And the special knob for the studio door

There’s a house attached to the studio, as well as a yard.

If anybody is looking for a great builder in the N.C. triad area, you should know that our house was built by My Granville Home of Greensboro. They were wonderful! Feel free to contact either me or the Granville people with questions.

A Little Finish

This is a quilt top I made as I was working out the details of the Lightening pattern I did for Studio Stitch a while back.

This is only 36″ square, so it will be a quilt for Ronald McDonald House in Winston-Salem, where they use this size for incubator covers.

I quilted this on my domestic sewing machine (a Bernina 550). I did not use the BSR stitch regulator primarily because it is packed somewhere in a moving box, though honestly, I don’t feel the need for it. I quilted a meander because it is fast and easy.

My blogging friend Clair pointed out some time ago that gold thread goes with almost any quilt top, and I’ve found that to be true! This is my favorite gold thread because it does look really gold but it is NOT metallic. (Metallic thread can be a bear to quilt with.)

As always, I used Bottom Line in the bobbin. I love that thread! If you have it in black and white you can blend it with almost any backing, though I have bought a few other colors as well.

And FYI, nobody paid me to say all this, and I bought the thread with my own money, etc, etc.

In case you missed it, here’s the quilt for which this was a practice piece. Last I looked Studio Stitch still had the pattern available free with purchase and even had one bundle of fat quarters left of the fabric.

Thanks for reading, and have a good week!

 

Virtual Design Wall

I’m making a queen sized quilt from my 100 Tula City Sampler blocks using this design. I made several layouts in EQ8, my design software, and chose this one.I love this layout, but it’s turning out to be a bear to piece!

BTW, I don’t recommend this design particularly. The sashing is waaay too fiddly.

Anyway, I have assembled the top in 4 quarter panels to improve the accuracy of my piecing. Now I’m ready to assemble the panels into a quilt top, but we are still in our rental house so I don’t have much of a design wall.

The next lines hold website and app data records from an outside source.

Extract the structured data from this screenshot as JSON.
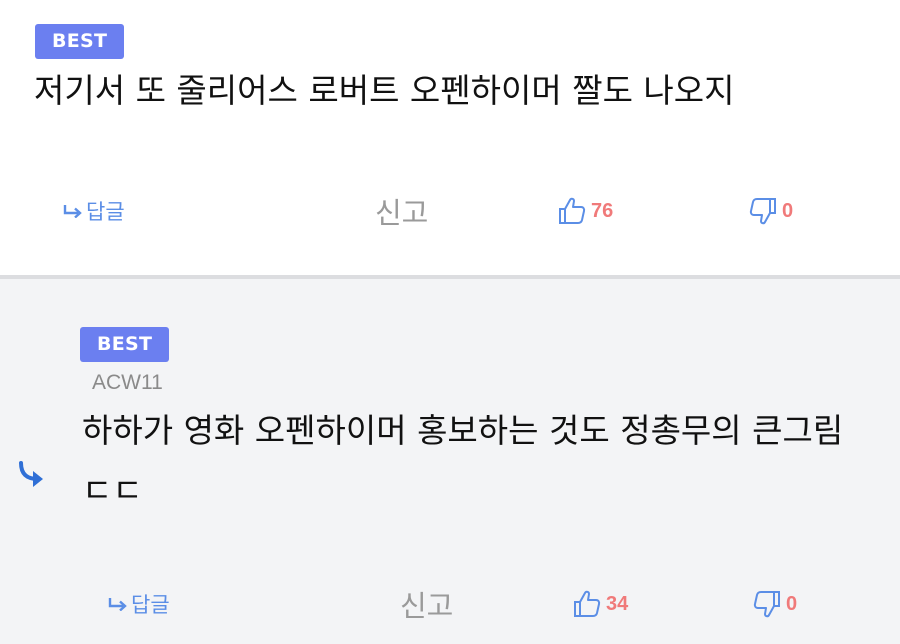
{
  "comments": [
    {
      "badge": "BEST",
      "author": "",
      "text": "저기서 또 줄리어스 로버트 오펜하이머 짤도 나오지",
      "actions": {
        "reply_label": "답글",
        "report_label": "신고",
        "likes": "76",
        "dislikes": "0"
      }
    },
    {
      "badge": "BEST",
      "author": "ACW11",
      "text": "하하가 영화 오펜하이머 홍보하는 것도 정총무의 큰그림 ㄷㄷ",
      "actions": {
        "reply_label": "답글",
        "report_label": "신고",
        "likes": "34",
        "dislikes": "0"
      }
    }
  ],
  "colors": {
    "badge": "#6b7ff0",
    "reply": "#5b8ee6",
    "report": "#9a9a9a",
    "count": "#f07a7a",
    "reply_arrow": "#2f6fd6",
    "nested_bg": "#f3f4f6"
  },
  "icons": {
    "reply": "reply-arrow-icon",
    "like": "thumbs-up-icon",
    "dislike": "thumbs-down-icon",
    "nested": "nested-reply-arrow-icon"
  }
}
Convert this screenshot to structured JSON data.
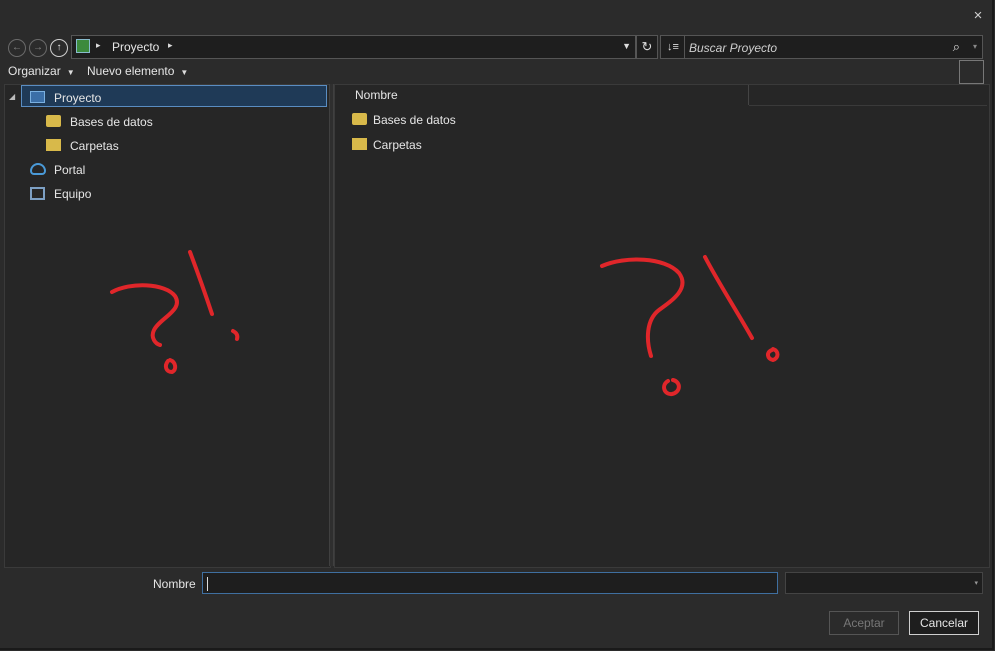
{
  "window": {
    "close_icon": "×"
  },
  "nav": {
    "back": "←",
    "forward": "→",
    "up": "↑"
  },
  "address": {
    "path": "Proyecto",
    "sep": "▸",
    "drop": "▼",
    "refresh": "↻"
  },
  "search": {
    "sort": "↓≡",
    "placeholder": "Buscar Proyecto",
    "icon": "⌕",
    "drop": "▾"
  },
  "toolbar": {
    "organize": "Organizar",
    "new_item": "Nuevo elemento",
    "arrow": "▼"
  },
  "tree": {
    "expander": "◢",
    "items": [
      {
        "label": "Proyecto",
        "icon": "project-icon"
      },
      {
        "label": "Bases de datos",
        "icon": "database-folder-icon"
      },
      {
        "label": "Carpetas",
        "icon": "folder-icon"
      },
      {
        "label": "Portal",
        "icon": "cloud-icon"
      },
      {
        "label": "Equipo",
        "icon": "computer-icon"
      }
    ]
  },
  "list": {
    "column": "Nombre",
    "items": [
      {
        "label": "Bases de datos",
        "icon": "database-folder-icon"
      },
      {
        "label": "Carpetas",
        "icon": "folder-icon"
      }
    ]
  },
  "footer": {
    "name_label": "Nombre",
    "name_value": "",
    "accept": "Aceptar",
    "cancel": "Cancelar",
    "filter_drop": "▾"
  },
  "colors": {
    "selection": "#1f3a57",
    "ink": "#e0262a",
    "background": "#2b2b2b"
  }
}
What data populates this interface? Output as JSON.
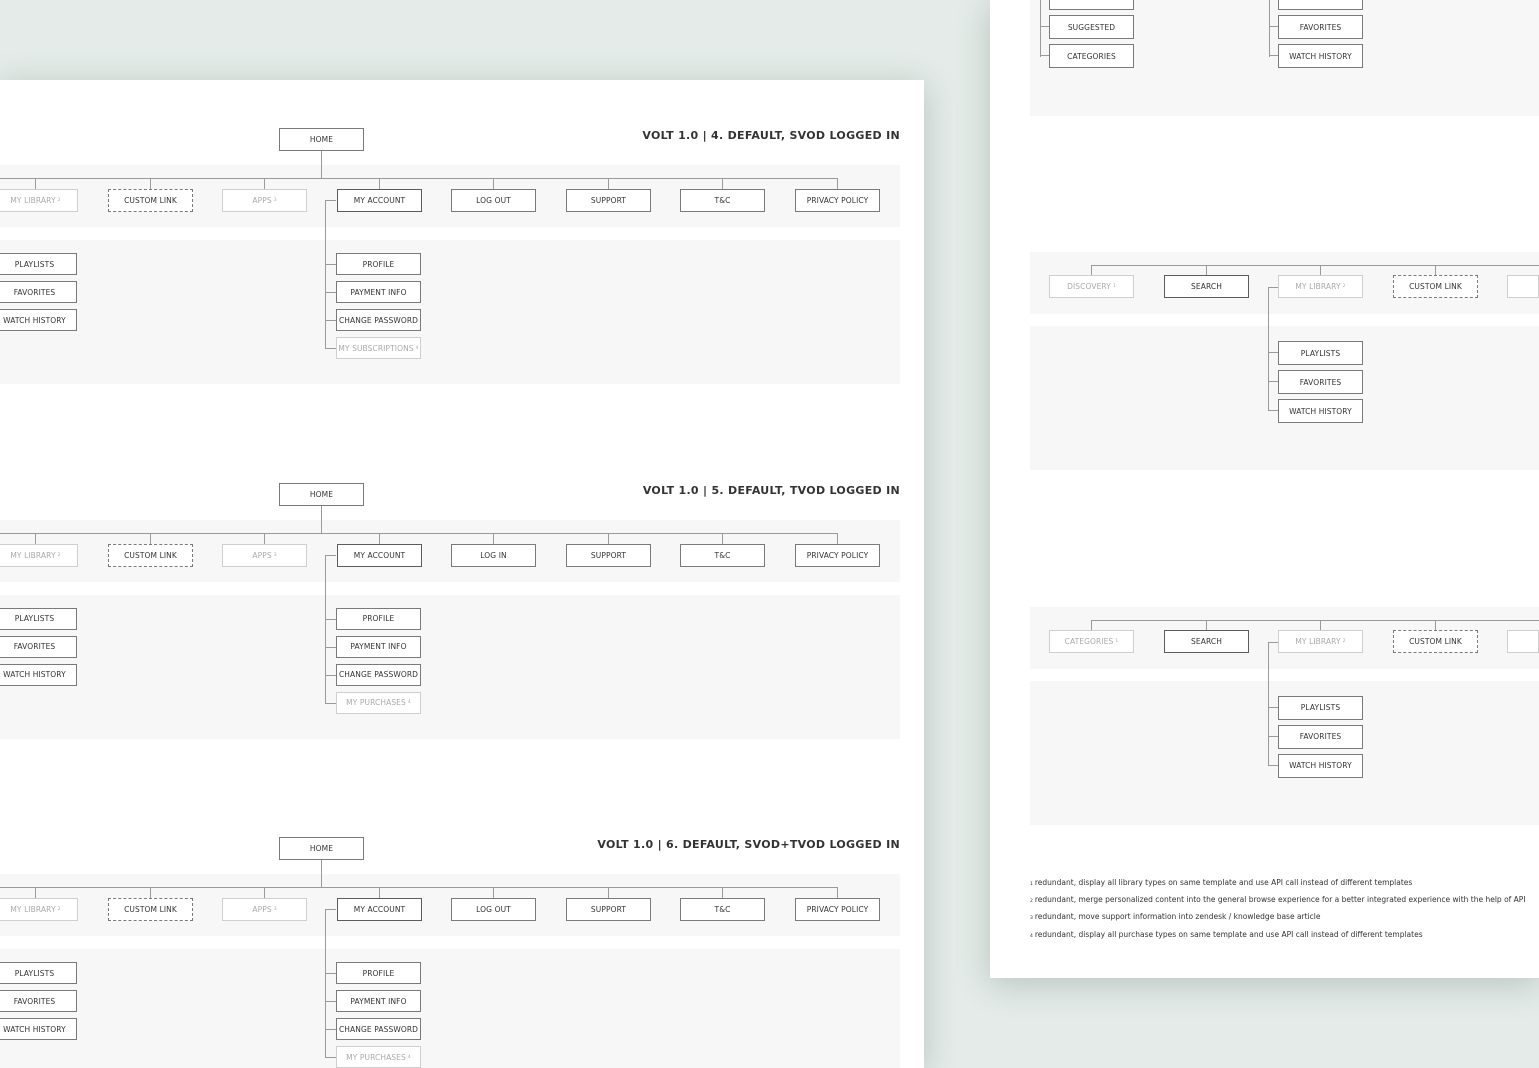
{
  "colors": {
    "background": "#e4ebe8",
    "sheet": "#ffffff",
    "band": "#f7f7f7",
    "line": "#9a9a9a"
  },
  "left_sheet": {
    "sections": [
      {
        "title": "VOLT 1.0 | 4. DEFAULT, SVOD LOGGED IN",
        "home": "HOME",
        "nav": [
          {
            "label": "MY LIBRARY",
            "sup": "2",
            "style": "muted"
          },
          {
            "label": "CUSTOM LINK",
            "style": "dashed"
          },
          {
            "label": "APPS",
            "sup": "3",
            "style": "muted"
          },
          {
            "label": "MY ACCOUNT",
            "style": "strong"
          },
          {
            "label": "LOG OUT",
            "style": "normal"
          },
          {
            "label": "SUPPORT",
            "style": "normal"
          },
          {
            "label": "T&C",
            "style": "normal"
          },
          {
            "label": "PRIVACY POLICY",
            "style": "normal"
          }
        ],
        "library_children": [
          {
            "label": "PLAYLISTS"
          },
          {
            "label": "FAVORITES"
          },
          {
            "label": "WATCH HISTORY"
          }
        ],
        "account_children": [
          {
            "label": "PROFILE",
            "style": "normal"
          },
          {
            "label": "PAYMENT INFO",
            "style": "normal"
          },
          {
            "label": "CHANGE PASSWORD",
            "style": "normal"
          },
          {
            "label": "MY SUBSCRIPTIONS",
            "sup": "4",
            "style": "muted"
          }
        ]
      },
      {
        "title": "VOLT 1.0 | 5. DEFAULT, TVOD LOGGED IN",
        "home": "HOME",
        "nav": [
          {
            "label": "MY LIBRARY",
            "sup": "2",
            "style": "muted"
          },
          {
            "label": "CUSTOM LINK",
            "style": "dashed"
          },
          {
            "label": "APPS",
            "sup": "3",
            "style": "muted"
          },
          {
            "label": "MY ACCOUNT",
            "style": "strong"
          },
          {
            "label": "LOG IN",
            "style": "normal"
          },
          {
            "label": "SUPPORT",
            "style": "normal"
          },
          {
            "label": "T&C",
            "style": "normal"
          },
          {
            "label": "PRIVACY POLICY",
            "style": "normal"
          }
        ],
        "library_children": [
          {
            "label": "PLAYLISTS"
          },
          {
            "label": "FAVORITES"
          },
          {
            "label": "WATCH HISTORY"
          }
        ],
        "account_children": [
          {
            "label": "PROFILE",
            "style": "normal"
          },
          {
            "label": "PAYMENT INFO",
            "style": "normal"
          },
          {
            "label": "CHANGE PASSWORD",
            "style": "normal"
          },
          {
            "label": "MY PURCHASES",
            "sup": "4",
            "style": "muted"
          }
        ]
      },
      {
        "title": "VOLT 1.0 | 6. DEFAULT, SVOD+TVOD LOGGED IN",
        "home": "HOME",
        "nav": [
          {
            "label": "MY LIBRARY",
            "sup": "2",
            "style": "muted"
          },
          {
            "label": "CUSTOM LINK",
            "style": "dashed"
          },
          {
            "label": "APPS",
            "sup": "3",
            "style": "muted"
          },
          {
            "label": "MY ACCOUNT",
            "style": "strong"
          },
          {
            "label": "LOG OUT",
            "style": "normal"
          },
          {
            "label": "SUPPORT",
            "style": "normal"
          },
          {
            "label": "T&C",
            "style": "normal"
          },
          {
            "label": "PRIVACY POLICY",
            "style": "normal"
          }
        ],
        "library_children": [
          {
            "label": "PLAYLISTS"
          },
          {
            "label": "FAVORITES"
          },
          {
            "label": "WATCH HISTORY"
          }
        ],
        "account_children": [
          {
            "label": "PROFILE",
            "style": "normal"
          },
          {
            "label": "PAYMENT INFO",
            "style": "normal"
          },
          {
            "label": "CHANGE PASSWORD",
            "style": "normal"
          },
          {
            "label": "MY PURCHASES",
            "sup": "4",
            "style": "muted"
          }
        ]
      }
    ]
  },
  "right_sheet": {
    "top_section": {
      "column_a": [
        {
          "label": ""
        },
        {
          "label": "SUGGESTED"
        },
        {
          "label": "CATEGORIES"
        }
      ],
      "column_b": [
        {
          "label": ""
        },
        {
          "label": "FAVORITES"
        },
        {
          "label": "WATCH HISTORY"
        }
      ]
    },
    "sections": [
      {
        "nav": [
          {
            "label": "DISCOVERY",
            "sup": "1",
            "style": "muted"
          },
          {
            "label": "SEARCH",
            "style": "strong"
          },
          {
            "label": "MY LIBRARY",
            "sup": "2",
            "style": "muted"
          },
          {
            "label": "CUSTOM LINK",
            "style": "dashed"
          },
          {
            "label": "",
            "style": "muted"
          }
        ],
        "library_children": [
          {
            "label": "PLAYLISTS"
          },
          {
            "label": "FAVORITES"
          },
          {
            "label": "WATCH HISTORY"
          }
        ]
      },
      {
        "nav": [
          {
            "label": "CATEGORIES",
            "sup": "1",
            "style": "muted"
          },
          {
            "label": "SEARCH",
            "style": "strong"
          },
          {
            "label": "MY LIBRARY",
            "sup": "2",
            "style": "muted"
          },
          {
            "label": "CUSTOM LINK",
            "style": "dashed"
          },
          {
            "label": "",
            "style": "muted"
          }
        ],
        "library_children": [
          {
            "label": "PLAYLISTS"
          },
          {
            "label": "FAVORITES"
          },
          {
            "label": "WATCH HISTORY"
          }
        ]
      }
    ],
    "footnotes": [
      {
        "num": "1",
        "text": "redundant, display all library types on same template and use API call instead of different templates"
      },
      {
        "num": "2",
        "text": "redundant, merge personalized content into the general browse experience for a better integrated experience with the help of API"
      },
      {
        "num": "3",
        "text": "redundant, move support information into zendesk / knowledge base article"
      },
      {
        "num": "4",
        "text": "redundant, display all purchase types on same template and use API call instead of different templates"
      }
    ]
  }
}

I thought I would wait until I have a big design wall in the new house, but then I had another thought. I took a picture of each of the quarters, edited them all with Photoshop, and custom printed them so each quarter is 7″ square. The pictures aren’t perfect, but I think they’ll work!

Now I can play with arranging the quarters in various ways. The printed colors aren’t great (I used regular printer paper) but this is going to be much easier than moving 4 big panels around on a big design wall. I may even use this technique again when I have a big design wall available.

I’ll let you know what happens.